Data excerpts
--- START ---
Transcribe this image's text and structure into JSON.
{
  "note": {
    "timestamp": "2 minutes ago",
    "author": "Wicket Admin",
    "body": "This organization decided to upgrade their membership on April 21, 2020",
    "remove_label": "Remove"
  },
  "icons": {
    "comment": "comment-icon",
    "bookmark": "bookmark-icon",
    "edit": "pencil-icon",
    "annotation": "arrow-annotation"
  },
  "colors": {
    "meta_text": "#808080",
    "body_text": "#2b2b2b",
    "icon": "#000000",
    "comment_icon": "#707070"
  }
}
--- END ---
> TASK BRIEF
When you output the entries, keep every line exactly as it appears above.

> ANSWER SPACE
Transcribe this image's text and structure into JSON.
{
  "note": {
    "timestamp": "2 minutes ago",
    "author": "Wicket Admin",
    "body": "This organization decided to upgrade their membership on April 21, 2020",
    "remove_label": "Remove"
  },
  "icons": {
    "comment": "comment-icon",
    "bookmark": "bookmark-icon",
    "edit": "pencil-icon",
    "annotation": "arrow-annotation"
  },
  "colors": {
    "meta_text": "#808080",
    "body_text": "#2b2b2b",
    "icon": "#000000",
    "comment_icon": "#707070"
  }
}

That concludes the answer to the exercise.